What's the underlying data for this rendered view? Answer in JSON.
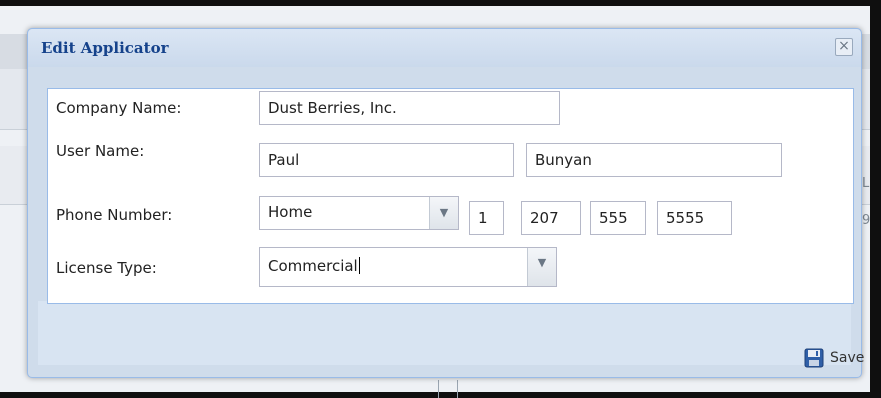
{
  "dialog": {
    "title": "Edit Applicator",
    "close_glyph": "×",
    "close_icon": "close-icon"
  },
  "form": {
    "company_label": "Company Name:",
    "company_value": "Dust Berries, Inc.",
    "user_label": "User Name:",
    "first_name": "Paul",
    "last_name": "Bunyan",
    "phone_label": "Phone Number:",
    "phone_type": "Home",
    "phone_country": "1",
    "phone_area": "207",
    "phone_prefix": "555",
    "phone_line": "5555",
    "license_label": "License Type:",
    "license_value": "Commercial"
  },
  "footer": {
    "save_label": "Save",
    "save_icon": "floppy-disk-icon"
  },
  "background": {
    "fragment_1": "L",
    "fragment_2": "9"
  },
  "colors": {
    "title": "#15428b",
    "border": "#99bbe8",
    "dialog_bg": "#cfdceb"
  }
}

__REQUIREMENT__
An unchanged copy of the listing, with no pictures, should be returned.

__RESPONSE TO THE TASK__
What's the underlying data for this rendered view? Answer in JSON.
{
  "dialog": {
    "title": "Edit Applicator",
    "close_glyph": "×",
    "close_icon": "close-icon"
  },
  "form": {
    "company_label": "Company Name:",
    "company_value": "Dust Berries, Inc.",
    "user_label": "User Name:",
    "first_name": "Paul",
    "last_name": "Bunyan",
    "phone_label": "Phone Number:",
    "phone_type": "Home",
    "phone_country": "1",
    "phone_area": "207",
    "phone_prefix": "555",
    "phone_line": "5555",
    "license_label": "License Type:",
    "license_value": "Commercial"
  },
  "footer": {
    "save_label": "Save",
    "save_icon": "floppy-disk-icon"
  },
  "background": {
    "fragment_1": "L",
    "fragment_2": "9"
  },
  "colors": {
    "title": "#15428b",
    "border": "#99bbe8",
    "dialog_bg": "#cfdceb"
  }
}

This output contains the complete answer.